By Sudarshana Banerjee

Microsoft co-founder, entrepreneur, and philanthropist Paul G. Allen and aerospace pioneer Burt Rutan have reunited to develop the next generation of space travel. Mr. Allen and Mr. Rutan, whose SpaceShipOne was the first privately-funded, manned rocket ship to fly beyond earth’s atmosphere, are developing an air-launch system to provide orbital access to Space.

Allen’s new company, Stratolaunch Systems, will build a mobile launch system with three primary components: a] A carrier aircraft, developed by Scaled Composites, the aircraft manufacturer and assembler founded by Rutan. It will be the largest aircraft ever flown; b] A multi-stage booster, manufactured by Elon Musk’s Space Exploration Technologies; and c] A state-of-the-art mating and integration system allowing the carrier aircraft to safely carry a booster weighing up to 490,000 pounds. It will be built by Dynetics, a leader in the field of aerospace engineering.

Stratolaunch Systems will bring airport-like operations to the launch of commercial and government payloads and, eventually, human missions. Plans call for a first flight within five years. Stratolaunch Systems CEO and President Gary Wentz, a former chief engineer at NASA, said the system’s design will revolutionize space travel.

Mr. Rutan, who has joined Stratolaunch Systems as a board member, said he was thrilled to be back. “Paul and I pioneered private space travel with SpaceShipOne, which led to Virgin Galactic’s commercial suborbital SpaceShipTwo Program. Now, we will have the opportunity to extend that capability to orbit and beyond,” he said.

The Stratolaunch system will eventually have the capability of launching people into low earth orbit. But the company is taking a building block approach in development of the launch aircraft and booster, with initial efforts focused on unmanned payloads. Human flights will follow, after safety, reliability and operability are demonstrated.
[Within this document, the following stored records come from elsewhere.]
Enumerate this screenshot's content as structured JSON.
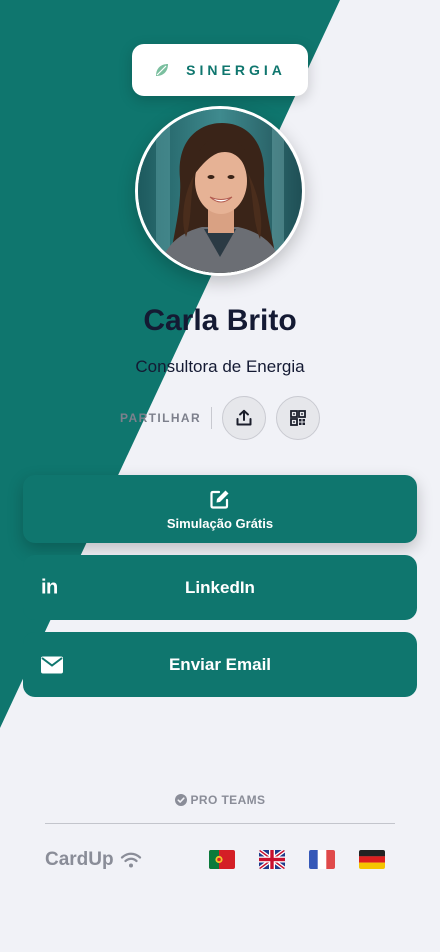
{
  "brand": {
    "name": "SINERGIA"
  },
  "profile": {
    "name": "Carla Brito",
    "title": "Consultora de Energia",
    "photo_alt": "Carla Brito portrait"
  },
  "share": {
    "label": "PARTILHAR"
  },
  "actions": [
    {
      "label": "Simulação Grátis",
      "icon": "edit-icon"
    },
    {
      "label": "LinkedIn",
      "icon": "linkedin-icon"
    },
    {
      "label": "Enviar Email",
      "icon": "envelope-icon"
    }
  ],
  "footer": {
    "badge": "PRO TEAMS",
    "brand": "CardUp",
    "languages": [
      "pt",
      "en",
      "fr",
      "de"
    ]
  },
  "colors": {
    "primary": "#0f766e",
    "background": "#f1f2f7",
    "text": "#141a33"
  }
}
The carrier aircraft will operate from a large airport/spaceport, such as Kennedy Space Center, and will be able to fly up to 1,300 nautical miles to the payload’s launch point. It will use six 747 engines, have a gross weight of more than 1.2 million pounds and a wingspan of more than 380 feet. For takeoff and landing, it will require a runway 12,000 feet long. Systems onboard the launch aircraft will conduct the countdown and firing of the booster and will monitor the health of the orbital payload.

The plane will be built in a Stratolaunch hangar which will soon be under construction at the Mojave Air and Space Port, said the company.

Former NASA Administrator Mike Griffin, also a Stratolaunch board member, joined Allen and Rutan at a press conference in Seattle to announce the project.